Data records:
....................
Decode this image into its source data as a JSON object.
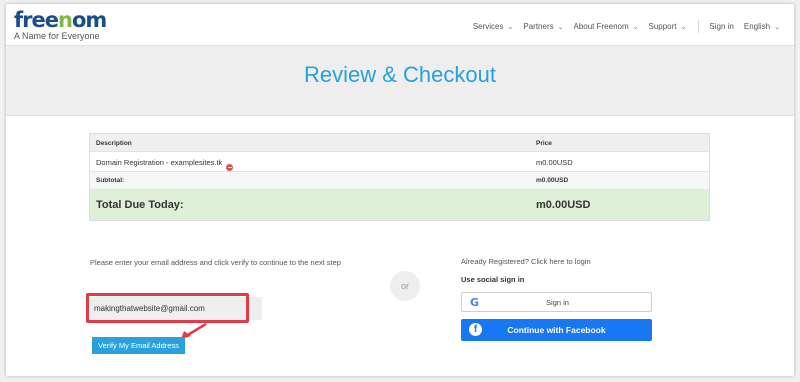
{
  "header": {
    "logo_text": "freenom",
    "tagline": "A Name for Everyone",
    "nav": [
      {
        "label": "Services"
      },
      {
        "label": "Partners"
      },
      {
        "label": "About Freenom"
      },
      {
        "label": "Support"
      }
    ],
    "sign_in": "Sign in",
    "language": "English"
  },
  "banner": {
    "title": "Review & Checkout"
  },
  "order": {
    "headers": {
      "description": "Description",
      "price": "Price"
    },
    "item": {
      "description": "Domain Registration - examplesites.tk",
      "price": "m0.00USD"
    },
    "subtotal": {
      "label": "Subtotal:",
      "value": "m0.00USD"
    },
    "total": {
      "label": "Total Due Today:",
      "value": "m0.00USD"
    }
  },
  "verify": {
    "prompt": "Please enter your email address and click verify to continue to the next step",
    "email_value": "makingthatwebsite@gmail.com",
    "button": "Verify My Email Address"
  },
  "separator": "or",
  "login": {
    "already": "Already Registered? Click here to login",
    "social_label": "Use social sign in",
    "google_button": "Sign in",
    "facebook_button": "Continue with Facebook"
  },
  "colors": {
    "accent": "#2a9fd8",
    "highlight": "#e23b47",
    "total_bg": "#dff0d8",
    "facebook": "#1877f2"
  },
  "icons": [
    "chevron-down-icon",
    "remove-icon",
    "google-icon",
    "facebook-icon",
    "arrow-icon"
  ]
}
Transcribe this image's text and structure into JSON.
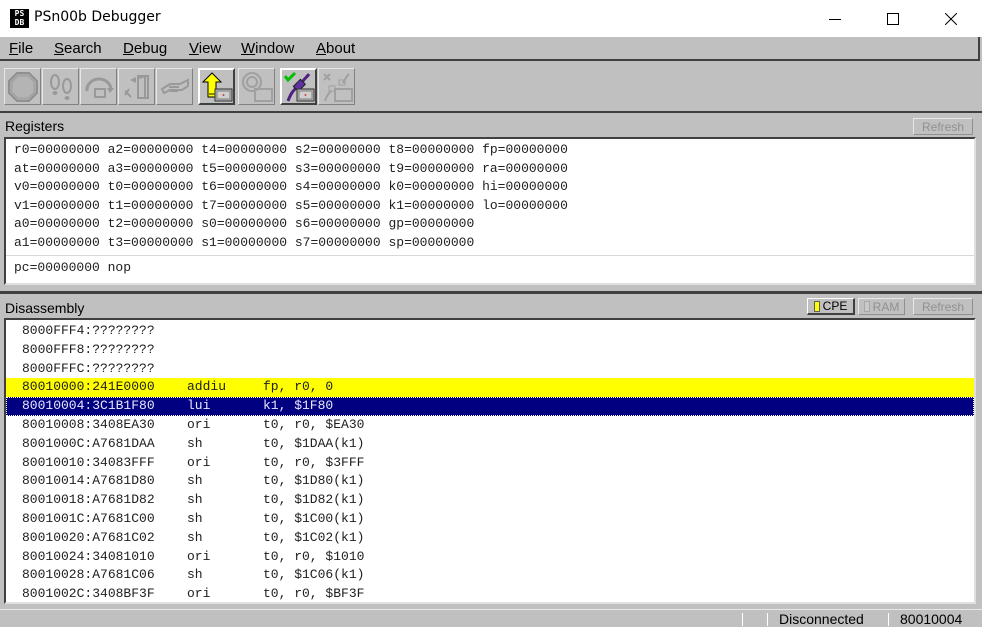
{
  "window": {
    "title": "PSn00b Debugger",
    "app_icon": "PS\nDB"
  },
  "menubar": {
    "items": [
      {
        "label": "File",
        "accel": "F"
      },
      {
        "label": "Search",
        "accel": "S"
      },
      {
        "label": "Debug",
        "accel": "D"
      },
      {
        "label": "View",
        "accel": "V"
      },
      {
        "label": "Window",
        "accel": "W"
      },
      {
        "label": "About",
        "accel": "A"
      }
    ]
  },
  "toolbar": {
    "buttons": [
      {
        "icon": "stop-icon",
        "enabled": false
      },
      {
        "icon": "step-footprints-icon",
        "enabled": false
      },
      {
        "icon": "step-over-icon",
        "enabled": false
      },
      {
        "icon": "step-out-icon",
        "enabled": false
      },
      {
        "icon": "run-to-handshake-icon",
        "enabled": false
      },
      {
        "icon": "upload-arrow-icon",
        "enabled": true
      },
      {
        "icon": "reboot-icon",
        "enabled": false
      },
      {
        "icon": "connect-icon",
        "enabled": true
      },
      {
        "icon": "disconnect-icon",
        "enabled": false
      }
    ]
  },
  "registers": {
    "label": "Registers",
    "refresh_label": "Refresh",
    "rows": [
      "r0=00000000 a2=00000000 t4=00000000 s2=00000000 t8=00000000 fp=00000000",
      "at=00000000 a3=00000000 t5=00000000 s3=00000000 t9=00000000 ra=00000000",
      "v0=00000000 t0=00000000 t6=00000000 s4=00000000 k0=00000000 hi=00000000",
      "v1=00000000 t1=00000000 t7=00000000 s5=00000000 k1=00000000 lo=00000000",
      "a0=00000000 t2=00000000 s0=00000000 s6=00000000 gp=00000000",
      "a1=00000000 t3=00000000 s1=00000000 s7=00000000 sp=00000000"
    ],
    "pc_line": "pc=00000000 nop"
  },
  "disassembly": {
    "label": "Disassembly",
    "cpe_label": "CPE",
    "ram_label": "RAM",
    "refresh_label": "Refresh",
    "colors": {
      "pc_highlight": "#ffff00",
      "selection": "#000080"
    },
    "rows": [
      {
        "addr": "8000FFF4:????????",
        "mnem": "",
        "ops": "",
        "state": ""
      },
      {
        "addr": "8000FFF8:????????",
        "mnem": "",
        "ops": "",
        "state": ""
      },
      {
        "addr": "8000FFFC:????????",
        "mnem": "",
        "ops": "",
        "state": ""
      },
      {
        "addr": "80010000:241E0000",
        "mnem": "addiu",
        "ops": "fp, r0, 0",
        "state": "pc"
      },
      {
        "addr": "80010004:3C1B1F80",
        "mnem": "lui",
        "ops": "k1, $1F80",
        "state": "sel"
      },
      {
        "addr": "80010008:3408EA30",
        "mnem": "ori",
        "ops": "t0, r0, $EA30",
        "state": ""
      },
      {
        "addr": "8001000C:A7681DAA",
        "mnem": "sh",
        "ops": "t0, $1DAA(k1)",
        "state": ""
      },
      {
        "addr": "80010010:34083FFF",
        "mnem": "ori",
        "ops": "t0, r0, $3FFF",
        "state": ""
      },
      {
        "addr": "80010014:A7681D80",
        "mnem": "sh",
        "ops": "t0, $1D80(k1)",
        "state": ""
      },
      {
        "addr": "80010018:A7681D82",
        "mnem": "sh",
        "ops": "t0, $1D82(k1)",
        "state": ""
      },
      {
        "addr": "8001001C:A7681C00",
        "mnem": "sh",
        "ops": "t0, $1C00(k1)",
        "state": ""
      },
      {
        "addr": "80010020:A7681C02",
        "mnem": "sh",
        "ops": "t0, $1C02(k1)",
        "state": ""
      },
      {
        "addr": "80010024:34081010",
        "mnem": "ori",
        "ops": "t0, r0, $1010",
        "state": ""
      },
      {
        "addr": "80010028:A7681C06",
        "mnem": "sh",
        "ops": "t0, $1C06(k1)",
        "state": ""
      },
      {
        "addr": "8001002C:3408BF3F",
        "mnem": "ori",
        "ops": "t0, r0, $BF3F",
        "state": ""
      }
    ]
  },
  "statusbar": {
    "connection": "Disconnected",
    "address": "80010004"
  }
}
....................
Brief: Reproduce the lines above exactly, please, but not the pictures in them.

Answer below:
Decode this image into its source data as a JSON object.
{
  "header": {
    "logo_text": "freenom",
    "tagline": "A Name for Everyone",
    "nav": [
      {
        "label": "Services"
      },
      {
        "label": "Partners"
      },
      {
        "label": "About Freenom"
      },
      {
        "label": "Support"
      }
    ],
    "sign_in": "Sign in",
    "language": "English"
  },
  "banner": {
    "title": "Review & Checkout"
  },
  "order": {
    "headers": {
      "description": "Description",
      "price": "Price"
    },
    "item": {
      "description": "Domain Registration - examplesites.tk",
      "price": "m0.00USD"
    },
    "subtotal": {
      "label": "Subtotal:",
      "value": "m0.00USD"
    },
    "total": {
      "label": "Total Due Today:",
      "value": "m0.00USD"
    }
  },
  "verify": {
    "prompt": "Please enter your email address and click verify to continue to the next step",
    "email_value": "makingthatwebsite@gmail.com",
    "button": "Verify My Email Address"
  },
  "separator": "or",
  "login": {
    "already": "Already Registered? Click here to login",
    "social_label": "Use social sign in",
    "google_button": "Sign in",
    "facebook_button": "Continue with Facebook"
  },
  "colors": {
    "accent": "#2a9fd8",
    "highlight": "#e23b47",
    "total_bg": "#dff0d8",
    "facebook": "#1877f2"
  },
  "icons": [
    "chevron-down-icon",
    "remove-icon",
    "google-icon",
    "facebook-icon",
    "arrow-icon"
  ]
}
Transcribe this image's text and structure into JSON.
{
  "window": {
    "title": "PSn00b Debugger",
    "app_icon": "PS\nDB"
  },
  "menubar": {
    "items": [
      {
        "label": "File",
        "accel": "F"
      },
      {
        "label": "Search",
        "accel": "S"
      },
      {
        "label": "Debug",
        "accel": "D"
      },
      {
        "label": "View",
        "accel": "V"
      },
      {
        "label": "Window",
        "accel": "W"
      },
      {
        "label": "About",
        "accel": "A"
      }
    ]
  },
  "toolbar": {
    "buttons": [
      {
        "icon": "stop-icon",
        "enabled": false
      },
      {
        "icon": "step-footprints-icon",
        "enabled": false
      },
      {
        "icon": "step-over-icon",
        "enabled": false
      },
      {
        "icon": "step-out-icon",
        "enabled": false
      },
      {
        "icon": "run-to-handshake-icon",
        "enabled": false
      },
      {
        "icon": "upload-arrow-icon",
        "enabled": true
      },
      {
        "icon": "reboot-icon",
        "enabled": false
      },
      {
        "icon": "connect-icon",
        "enabled": true
      },
      {
        "icon": "disconnect-icon",
        "enabled": false
      }
    ]
  },
  "registers": {
    "label": "Registers",
    "refresh_label": "Refresh",
    "rows": [
      "r0=00000000 a2=00000000 t4=00000000 s2=00000000 t8=00000000 fp=00000000",
      "at=00000000 a3=00000000 t5=00000000 s3=00000000 t9=00000000 ra=00000000",
      "v0=00000000 t0=00000000 t6=00000000 s4=00000000 k0=00000000 hi=00000000",
      "v1=00000000 t1=00000000 t7=00000000 s5=00000000 k1=00000000 lo=00000000",
      "a0=00000000 t2=00000000 s0=00000000 s6=00000000 gp=00000000",
      "a1=00000000 t3=00000000 s1=00000000 s7=00000000 sp=00000000"
    ],
    "pc_line": "pc=00000000 nop"
  },
  "disassembly": {
    "label": "Disassembly",
    "cpe_label": "CPE",
    "ram_label": "RAM",
    "refresh_label": "Refresh",
    "colors": {
      "pc_highlight": "#ffff00",
      "selection": "#000080"
    },
    "rows": [
      {
        "addr": "8000FFF4:????????",
        "mnem": "",
        "ops": "",
        "state": ""
      },
      {
        "addr": "8000FFF8:????????",
        "mnem": "",
        "ops": "",
        "state": ""
      },
      {
        "addr": "8000FFFC:????????",
        "mnem": "",
        "ops": "",
        "state": ""
      },
      {
        "addr": "80010000:241E0000",
        "mnem": "addiu",
        "ops": "fp, r0, 0",
        "state": "pc"
      },
      {
        "addr": "80010004:3C1B1F80",
        "mnem": "lui",
        "ops": "k1, $1F80",
        "state": "sel"
      },
      {
        "addr": "80010008:3408EA30",
        "mnem": "ori",
        "ops": "t0, r0, $EA30",
        "state": ""
      },
      {
        "addr": "8001000C:A7681DAA",
        "mnem": "sh",
        "ops": "t0, $1DAA(k1)",
        "state": ""
      },
      {
        "addr": "80010010:34083FFF",
        "mnem": "ori",
        "ops": "t0, r0, $3FFF",
        "state": ""
      },
      {
        "addr": "80010014:A7681D80",
        "mnem": "sh",
        "ops": "t0, $1D80(k1)",
        "state": ""
      },
      {
        "addr": "80010018:A7681D82",
        "mnem": "sh",
        "ops": "t0, $1D82(k1)",
        "state": ""
      },
      {
        "addr": "8001001C:A7681C00",
        "mnem": "sh",
        "ops": "t0, $1C00(k1)",
        "state": ""
      },
      {
        "addr": "80010020:A7681C02",
        "mnem": "sh",
        "ops": "t0, $1C02(k1)",
        "state": ""
      },
      {
        "addr": "80010024:34081010",
        "mnem": "ori",
        "ops": "t0, r0, $1010",
        "state": ""
      },
      {
        "addr": "80010028:A7681C06",
        "mnem": "sh",
        "ops": "t0, $1C06(k1)",
        "state": ""
      },
      {
        "addr": "8001002C:3408BF3F",
        "mnem": "ori",
        "ops": "t0, r0, $BF3F",
        "state": ""
      }
    ]
  },
  "statusbar": {
    "connection": "Disconnected",
    "address": "80010004"
  }
}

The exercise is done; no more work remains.